The most common used type of Japanese chisel is the Oire Nomi (Nomi is Japanese for chisel). The Oire Nomi is short bladed “Butt” chisel Blade length is typically 2-3”. The blade is quite a thin. The handle comes with a hoop so the Oire Nomis can be struck with a hammer. The Oire Nomi is controllable and responsive, much suited to fine or close work. They are available in the widest variety of widths.
What is the use of Oire Nomi
The Oire Nomi is a general purpose bench chisel. It can be used for almost every task.
Atsu Nomi is a Japanese version of the firmer chisel. It is like Oire but the blade is thicker and stronger.
What is the Atsu chisel used for?
Atsu Chisels are used by carpenters and cabinetry makers to make large joints.
The mukomachi striking mortise chisels comes with a thick square section blades with a hollow back and slightly concave top and edges. This is to reduce a friction when removing waste from mortise.
What is the use of Mukomachi?
The mukomachi chisels are used to make deep mortises and grooves.
Tsuki Chisels are push chisels used with two hands for cleaning mortises and smoothing joints. Western counterpart for it is a paring chisel. The blades are sharpened at a low angle for easier paring.
What is the use of Tsuki chisel?
A Tsuki chisel is used to cut thinnest slivers of wood with utmost precision. Long blade is very well suited for cleaning the grooves and finishing and neatening up joints
Kote Chisel is a push chisel, like Tsuki chisel but with an offset blade.
What is the use of kote chisel
Kote chisels are used for cleaning out long joints, such as housing joints or sliding dovetail joints. The offset blade makes it easier to clean the joint without interference from either the handle or the user’s hand.
how would you care for a chisel
Chisels blades are made with a steel and handles with wood. Unlike modern power tools, the hand tools will last for generations if cared well.
Keep your chisels sharp
Store your chisels in a rack, tool roll or in a tool cabinet so they don’t hit each other and lose the sharpness of the cutting edge.
Protect your chisels from rust
The steel used in chisels is not rustproof.
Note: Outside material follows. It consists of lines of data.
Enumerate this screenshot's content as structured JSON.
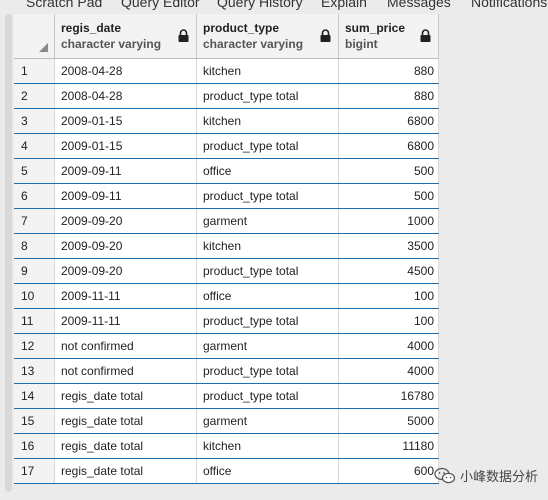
{
  "tabs": [
    "Scratch Pad",
    "Query Editor",
    "Query History",
    "Explain",
    "Messages",
    "Notifications"
  ],
  "columns": [
    {
      "name": "regis_date",
      "type": "character varying"
    },
    {
      "name": "product_type",
      "type": "character varying"
    },
    {
      "name": "sum_price",
      "type": "bigint"
    }
  ],
  "rows": [
    {
      "n": "1",
      "regis_date": "2008-04-28",
      "product_type": "kitchen",
      "sum_price": "880"
    },
    {
      "n": "2",
      "regis_date": "2008-04-28",
      "product_type": "product_type total",
      "sum_price": "880"
    },
    {
      "n": "3",
      "regis_date": "2009-01-15",
      "product_type": "kitchen",
      "sum_price": "6800"
    },
    {
      "n": "4",
      "regis_date": "2009-01-15",
      "product_type": "product_type total",
      "sum_price": "6800"
    },
    {
      "n": "5",
      "regis_date": "2009-09-11",
      "product_type": "office",
      "sum_price": "500"
    },
    {
      "n": "6",
      "regis_date": "2009-09-11",
      "product_type": "product_type total",
      "sum_price": "500"
    },
    {
      "n": "7",
      "regis_date": "2009-09-20",
      "product_type": "garment",
      "sum_price": "1000"
    },
    {
      "n": "8",
      "regis_date": "2009-09-20",
      "product_type": "kitchen",
      "sum_price": "3500"
    },
    {
      "n": "9",
      "regis_date": "2009-09-20",
      "product_type": "product_type total",
      "sum_price": "4500"
    },
    {
      "n": "10",
      "regis_date": "2009-11-11",
      "product_type": "office",
      "sum_price": "100"
    },
    {
      "n": "11",
      "regis_date": "2009-11-11",
      "product_type": "product_type total",
      "sum_price": "100"
    },
    {
      "n": "12",
      "regis_date": "not confirmed",
      "product_type": "garment",
      "sum_price": "4000"
    },
    {
      "n": "13",
      "regis_date": "not confirmed",
      "product_type": "product_type total",
      "sum_price": "4000"
    },
    {
      "n": "14",
      "regis_date": "regis_date total",
      "product_type": "product_type total",
      "sum_price": "16780"
    },
    {
      "n": "15",
      "regis_date": "regis_date total",
      "product_type": "garment",
      "sum_price": "5000"
    },
    {
      "n": "16",
      "regis_date": "regis_date total",
      "product_type": "kitchen",
      "sum_price": "11180"
    },
    {
      "n": "17",
      "regis_date": "regis_date total",
      "product_type": "office",
      "sum_price": "600"
    }
  ],
  "watermark": "小峰数据分析"
}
You can keep the chisels oiled with a jojoba or camelia oil to prevent rusting. Other way is to keep them in a room with controlled humidity. Closed tool chest is also a good way to prevent rusting.